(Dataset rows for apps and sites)
----

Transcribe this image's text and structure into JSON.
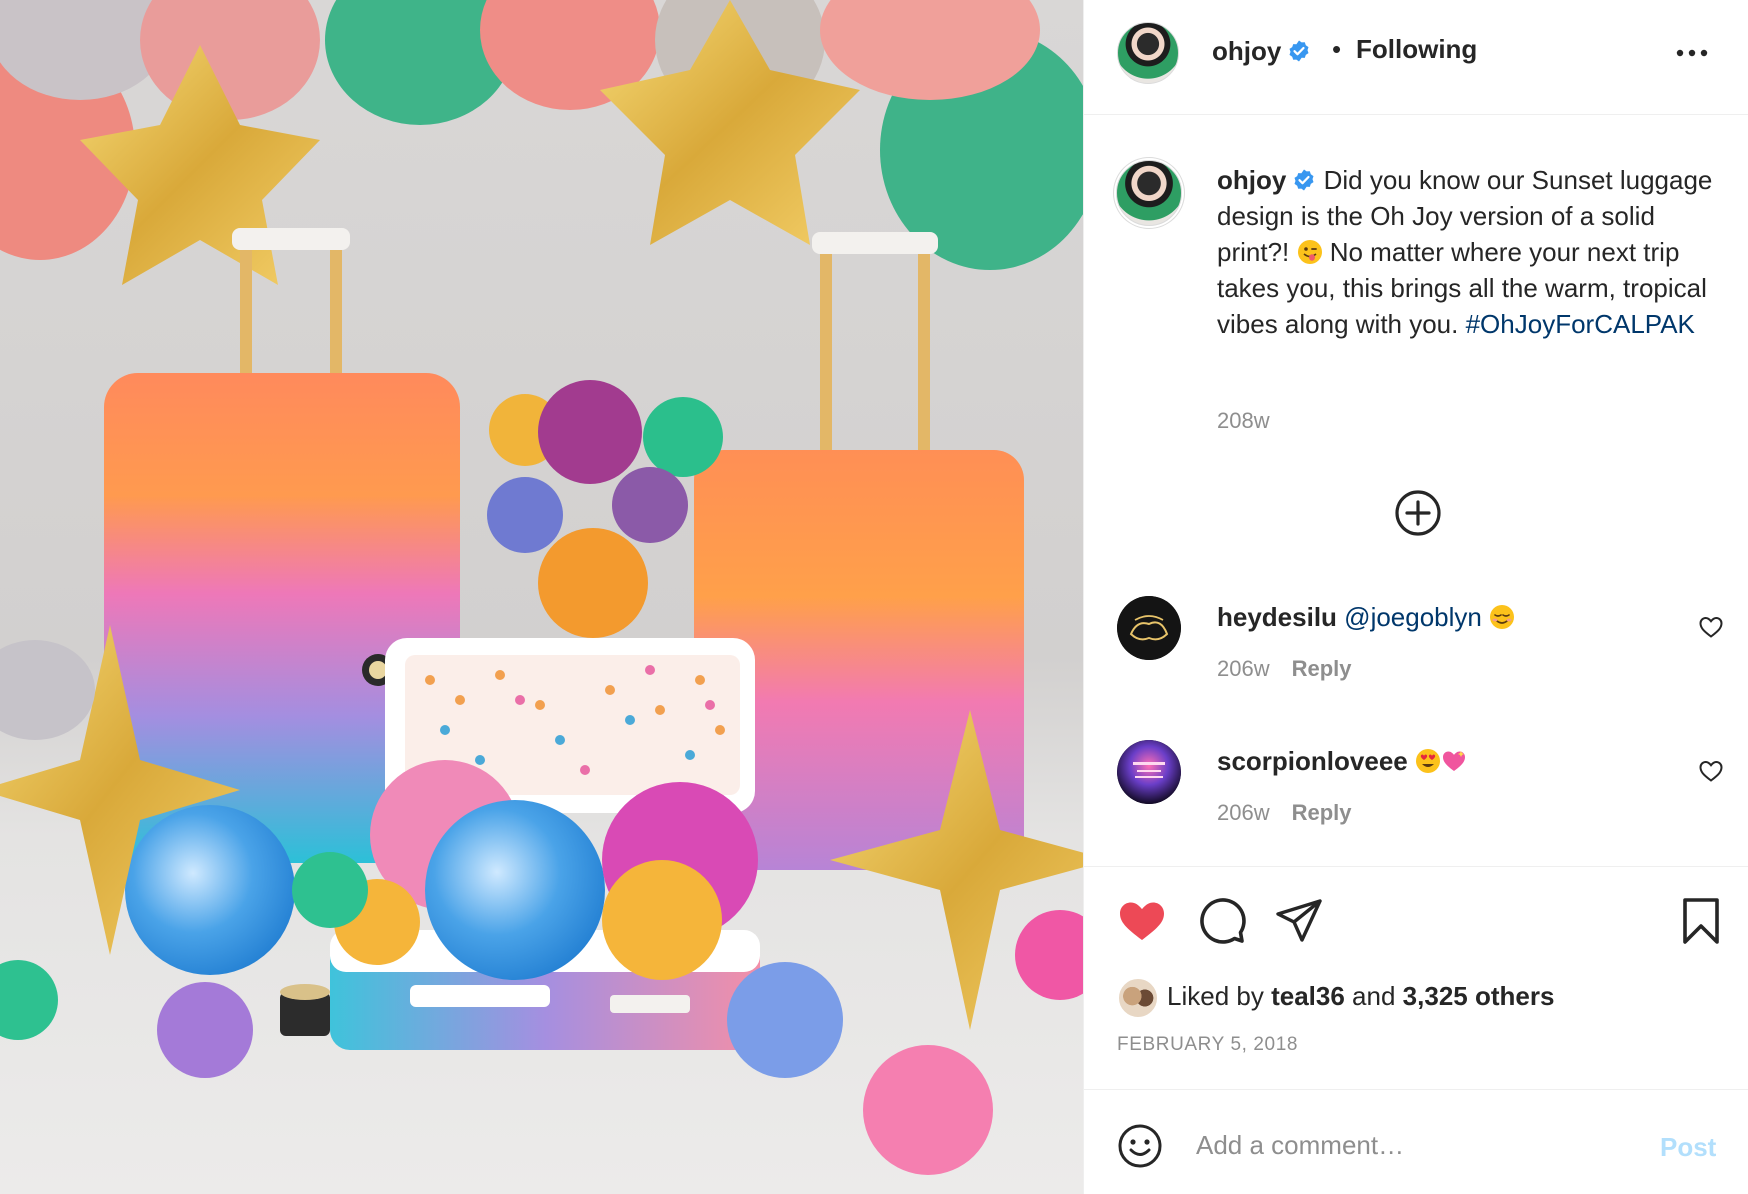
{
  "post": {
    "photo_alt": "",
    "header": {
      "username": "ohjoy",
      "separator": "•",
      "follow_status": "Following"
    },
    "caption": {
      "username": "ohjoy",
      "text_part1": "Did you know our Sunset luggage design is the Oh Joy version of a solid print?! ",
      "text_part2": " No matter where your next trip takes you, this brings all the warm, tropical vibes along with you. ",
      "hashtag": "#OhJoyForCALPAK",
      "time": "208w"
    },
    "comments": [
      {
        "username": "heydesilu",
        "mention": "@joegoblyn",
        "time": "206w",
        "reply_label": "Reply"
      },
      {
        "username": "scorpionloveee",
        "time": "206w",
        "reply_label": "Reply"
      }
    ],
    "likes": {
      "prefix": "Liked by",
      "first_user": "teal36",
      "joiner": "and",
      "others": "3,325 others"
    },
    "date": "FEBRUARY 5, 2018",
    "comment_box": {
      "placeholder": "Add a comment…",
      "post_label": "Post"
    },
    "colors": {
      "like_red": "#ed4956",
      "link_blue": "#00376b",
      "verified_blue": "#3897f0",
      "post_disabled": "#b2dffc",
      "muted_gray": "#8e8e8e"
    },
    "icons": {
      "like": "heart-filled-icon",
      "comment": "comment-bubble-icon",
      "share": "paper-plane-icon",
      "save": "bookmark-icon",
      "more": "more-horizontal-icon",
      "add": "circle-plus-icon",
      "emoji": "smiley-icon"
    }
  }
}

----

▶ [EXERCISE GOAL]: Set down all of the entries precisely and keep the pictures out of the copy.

▶ [OUTPUT FOR THIS TASK]:
Transcribe this image's text and structure into JSON.
{
  "post": {
    "photo_alt": "",
    "header": {
      "username": "ohjoy",
      "separator": "•",
      "follow_status": "Following"
    },
    "caption": {
      "username": "ohjoy",
      "text_part1": "Did you know our Sunset luggage design is the Oh Joy version of a solid print?! ",
      "text_part2": " No matter where your next trip takes you, this brings all the warm, tropical vibes along with you. ",
      "hashtag": "#OhJoyForCALPAK",
      "time": "208w"
    },
    "comments": [
      {
        "username": "heydesilu",
        "mention": "@joegoblyn",
        "time": "206w",
        "reply_label": "Reply"
      },
      {
        "username": "scorpionloveee",
        "time": "206w",
        "reply_label": "Reply"
      }
    ],
    "likes": {
      "prefix": "Liked by",
      "first_user": "teal36",
      "joiner": "and",
      "others": "3,325 others"
    },
    "date": "FEBRUARY 5, 2018",
    "comment_box": {
      "placeholder": "Add a comment…",
      "post_label": "Post"
    },
    "colors": {
      "like_red": "#ed4956",
      "link_blue": "#00376b",
      "verified_blue": "#3897f0",
      "post_disabled": "#b2dffc",
      "muted_gray": "#8e8e8e"
    },
    "icons": {
      "like": "heart-filled-icon",
      "comment": "comment-bubble-icon",
      "share": "paper-plane-icon",
      "save": "bookmark-icon",
      "more": "more-horizontal-icon",
      "add": "circle-plus-icon",
      "emoji": "smiley-icon"
    }
  }
}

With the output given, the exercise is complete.